    If you fed 100 calories 38 calories would be from protein, 35 calories from fat, and 27 calories from carbohydrate.

    The calorie weight basis is the preferred basis for comparing foods. Hope that helps!

  • Pat

    what is the difference between dry matter basis and calorie weighted basis?

    i

  • Pat

    can not find that brand any wheres

  • sharron

    hi – would this wet food be considered a good quality food to mix with the dry – thanks

  • Angela Teague

    I have a very picky and stomach sensitive 8 lb dog.
    We have tried just about every food on the market. I was feeding her
    Blue buffalo divine delights lamb. She loved it till they changed the
    recipe! (if anyone else is not happy with the change, Abound is the closest to the old blue recipe I have found and its a lot cheaper. I feed
    her the lamb and rice packets. She loves it.

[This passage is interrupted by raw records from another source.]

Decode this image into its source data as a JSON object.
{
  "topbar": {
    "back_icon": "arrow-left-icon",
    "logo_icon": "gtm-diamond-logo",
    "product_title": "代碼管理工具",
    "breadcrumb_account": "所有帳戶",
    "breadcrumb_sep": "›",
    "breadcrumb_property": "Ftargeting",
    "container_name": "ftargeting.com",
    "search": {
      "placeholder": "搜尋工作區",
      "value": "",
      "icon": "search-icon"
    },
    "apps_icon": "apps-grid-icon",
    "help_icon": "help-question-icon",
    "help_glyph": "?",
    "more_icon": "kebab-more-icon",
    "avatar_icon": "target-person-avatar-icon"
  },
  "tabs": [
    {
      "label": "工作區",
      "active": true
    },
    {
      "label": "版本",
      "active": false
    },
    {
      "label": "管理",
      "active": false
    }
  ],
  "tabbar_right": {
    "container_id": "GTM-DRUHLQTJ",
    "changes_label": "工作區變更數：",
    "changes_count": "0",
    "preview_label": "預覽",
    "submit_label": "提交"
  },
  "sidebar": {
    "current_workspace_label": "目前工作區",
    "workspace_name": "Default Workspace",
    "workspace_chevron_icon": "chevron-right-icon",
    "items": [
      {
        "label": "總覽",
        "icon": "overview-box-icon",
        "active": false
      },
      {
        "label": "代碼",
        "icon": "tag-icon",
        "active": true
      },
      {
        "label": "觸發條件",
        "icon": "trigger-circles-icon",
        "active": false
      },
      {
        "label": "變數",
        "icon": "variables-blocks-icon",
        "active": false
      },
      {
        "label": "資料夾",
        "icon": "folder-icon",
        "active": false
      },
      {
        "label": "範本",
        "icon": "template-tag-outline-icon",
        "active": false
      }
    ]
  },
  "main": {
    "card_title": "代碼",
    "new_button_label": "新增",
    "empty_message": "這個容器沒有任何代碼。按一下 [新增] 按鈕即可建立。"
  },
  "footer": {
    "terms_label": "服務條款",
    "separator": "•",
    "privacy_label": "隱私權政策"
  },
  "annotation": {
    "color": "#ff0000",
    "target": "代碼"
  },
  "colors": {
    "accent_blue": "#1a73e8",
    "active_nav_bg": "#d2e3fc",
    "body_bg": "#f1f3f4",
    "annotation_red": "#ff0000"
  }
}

  • Mina.j

    My puppy Yoranian(Pom/yorkie) was eating BB puppy dry food & she eat it sometimes, so I brought these and now she whines for more. I think she loves it. I buy BB everything, food, treats , ect

  • Cate

    My dogs wouldn’t touch it. There way overpriced anyway.

  • Akari_32

    I buy this a mixer every now and then (BB has a $1 off any can, and these go on sale for $1 at PetSmart quite often). The dogs like them, but they aren’t “Blue Buffalo Quality” so to speak (As said below, the flour and what-not). Cheaply made and over priced, really. They aren’t bad, but they could be better. I wouldn’t pay for them, but I’ll take them for free!

  • Eldee

    I find it strange that flour and rice are used in Blue Buffalo’s ingredient list near the top of the list. Their commercials slam the big brand dog foods for using them.

  • hanoverboxer

    Thanks for the review, Dr. Mike. This is what I primarily feed my dog, and he seems to like it a lot.